Microsoft released 13 updates on May 12th, Security Bulletins MS15-043 through MS15-055, to address vulnerabilities in Microsoft Windows. Three are rated critical. Some of these vulnerabilities could allow elevation of privilege, denial of service, remote code execution, information disclosure, or security feature by-pass.

All Windows operating systems are affected, as well as Microsoft Silverlight, Microsoft Office, Internet Explorer, and Microsoft SharePoint Server. It has been noted that the number of patches in this release brings the total number for the year to 53, the highest total through May of the past five years.

Patches are available via Windows Update.

Microsoft Security Updates for April 2015

On Patch Tuesday this week, Microsoft released eleven security bulletins (MS15-032 through MS15-042). Four bulletins are labeled as critical and the remaining seven as important.

Systems affected include Windows client and server operating systems as well as various Office products and Internet Explorer.

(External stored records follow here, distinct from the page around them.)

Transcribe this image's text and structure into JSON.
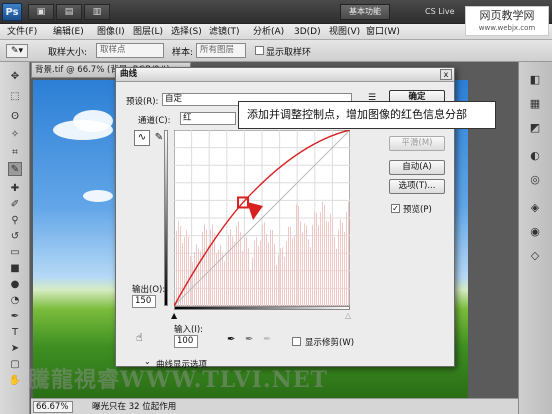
{
  "app": {
    "logo": "Ps",
    "workspace_label": "基本功能",
    "cslive_label": "CS Live",
    "top_buttons": [
      "▣",
      "▤",
      "▥"
    ]
  },
  "menu": [
    "文件(F)",
    "编辑(E)",
    "图像(I)",
    "图层(L)",
    "选择(S)",
    "滤镜(T)",
    "分析(A)",
    "3D(D)",
    "视图(V)",
    "窗口(W)"
  ],
  "options": {
    "sample_size_label": "取样大小:",
    "sample_size_value": "取样点",
    "sample_label": "样本:",
    "sample_value": "所有图层",
    "show_ring_label": "显示取样环"
  },
  "document": {
    "tab_title": "背景.tif @ 66.7% (背景, RGB/8#)",
    "zoom": "66.67%",
    "status": "曝光只在 32 位起作用"
  },
  "dialog": {
    "title": "曲线",
    "close": "x",
    "preset_label": "预设(R):",
    "preset_value": "自定",
    "channel_label": "通道(C):",
    "channel_value": "红",
    "output_label": "输出(O):",
    "output_value": "150",
    "input_label": "输入(I):",
    "input_value": "100",
    "show_clipping_label": "显示修剪(W)",
    "display_options_label": "曲线显示选项",
    "buttons": {
      "ok": "确定",
      "cancel": "取消",
      "smooth": "平滑(M)",
      "auto": "自动(A)",
      "options": "选项(T)...",
      "preview": "预览(P)"
    }
  },
  "callout": {
    "text": "添加并调整控制点，增加图像的红色信息分部"
  },
  "site_logo": {
    "main": "网页教学网",
    "sub": "www.webjx.com"
  },
  "watermark": "騰龍視睿WWW.TLVI.NET",
  "colors": {
    "curve": "#d92020",
    "accent": "#1b4f8e"
  }
}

One of the bulletins, MS15-033, addresses a zero-day vulnerability in Microsoft Office which is currently under limited attacks on Word 2010. The bulletin also fixes two critical RCE (remote code execution) flaws that could be exploited in Office 2007 and 2010 if a user looks at an email in the Outlook preview pane.

Be sure to accept the updates as they occur, or go to the Windows Update site. You may need to restart your machine after installing patches.

Read the story in the news.

Microsoft Security Updates for March

On Patch Tuesday, Microsoft released the highest number of security bulletins in recent history with 14 bulletins containing 46 updates for March (MS15-018 through MS15-031). Systems affected are Windows and Office (whose patches are rated critical), Exchange and Internet Explorer. Not all of the updates were security-related. A break-down of what was contained in this month’s batch of updates can be found here.

Good news is that Microsoft has covered many issues, including all the open issues from the Google Project Zero list; they addressed the “FREAK” vulnerability in Windows, which can be exploited to intercept communications and downgrade encryption strength; and issued a patch to fix a flaw exploited by Stuxnet that was incompletely patched in 2010.

Be sure to accept the updates as they occur, or go to the Windows Update site. You may need to restart your machine after installing patches.

Read the story in the news.